*** Input for this task ***

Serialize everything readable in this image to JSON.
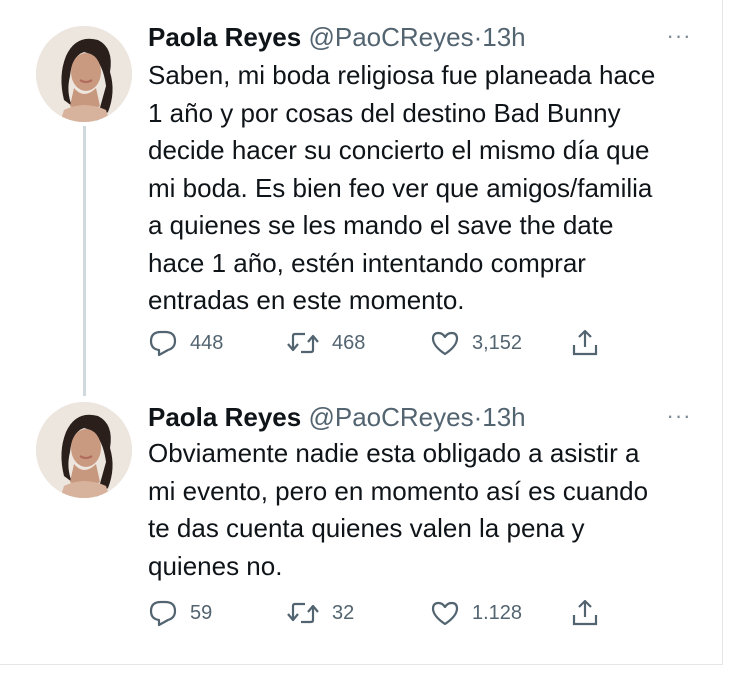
{
  "tweets": [
    {
      "author_name": "Paola Reyes",
      "handle": "@PaoCReyes",
      "separator": "·",
      "time": "13h",
      "more": "···",
      "lines": [
        "Saben, mi boda religiosa fue planeada hace",
        "1 año y por cosas del destino Bad Bunny",
        "decide hacer su concierto el mismo día que",
        "mi boda. Es bien feo ver que amigos/familia",
        "a quienes se les mando el save the date",
        "hace 1 año, estén intentando comprar",
        "entradas en este momento."
      ],
      "replies": "448",
      "retweets": "468",
      "likes": "3,152"
    },
    {
      "author_name": "Paola Reyes",
      "handle": "@PaoCReyes",
      "separator": "·",
      "time": "13h",
      "more": "···",
      "lines": [
        "Obviamente nadie esta obligado a asistir a",
        "mi evento, pero en momento así es cuando",
        "te das cuenta quienes valen la pena y",
        "quienes no."
      ],
      "replies": "59",
      "retweets": "32",
      "likes": "1.128"
    }
  ],
  "icons": {
    "reply": "reply-icon",
    "retweet": "retweet-icon",
    "like": "heart-icon",
    "share": "share-icon",
    "more": "more-icon"
  },
  "colors": {
    "text": "#0f1419",
    "secondary": "#536471",
    "thread_line": "#cfd9de",
    "background": "#ffffff"
  }
}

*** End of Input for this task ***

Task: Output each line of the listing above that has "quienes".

Answer area:
        "a quienes se les mando el save the date",
        "te das cuenta quienes valen la pena y",
        "quienes no."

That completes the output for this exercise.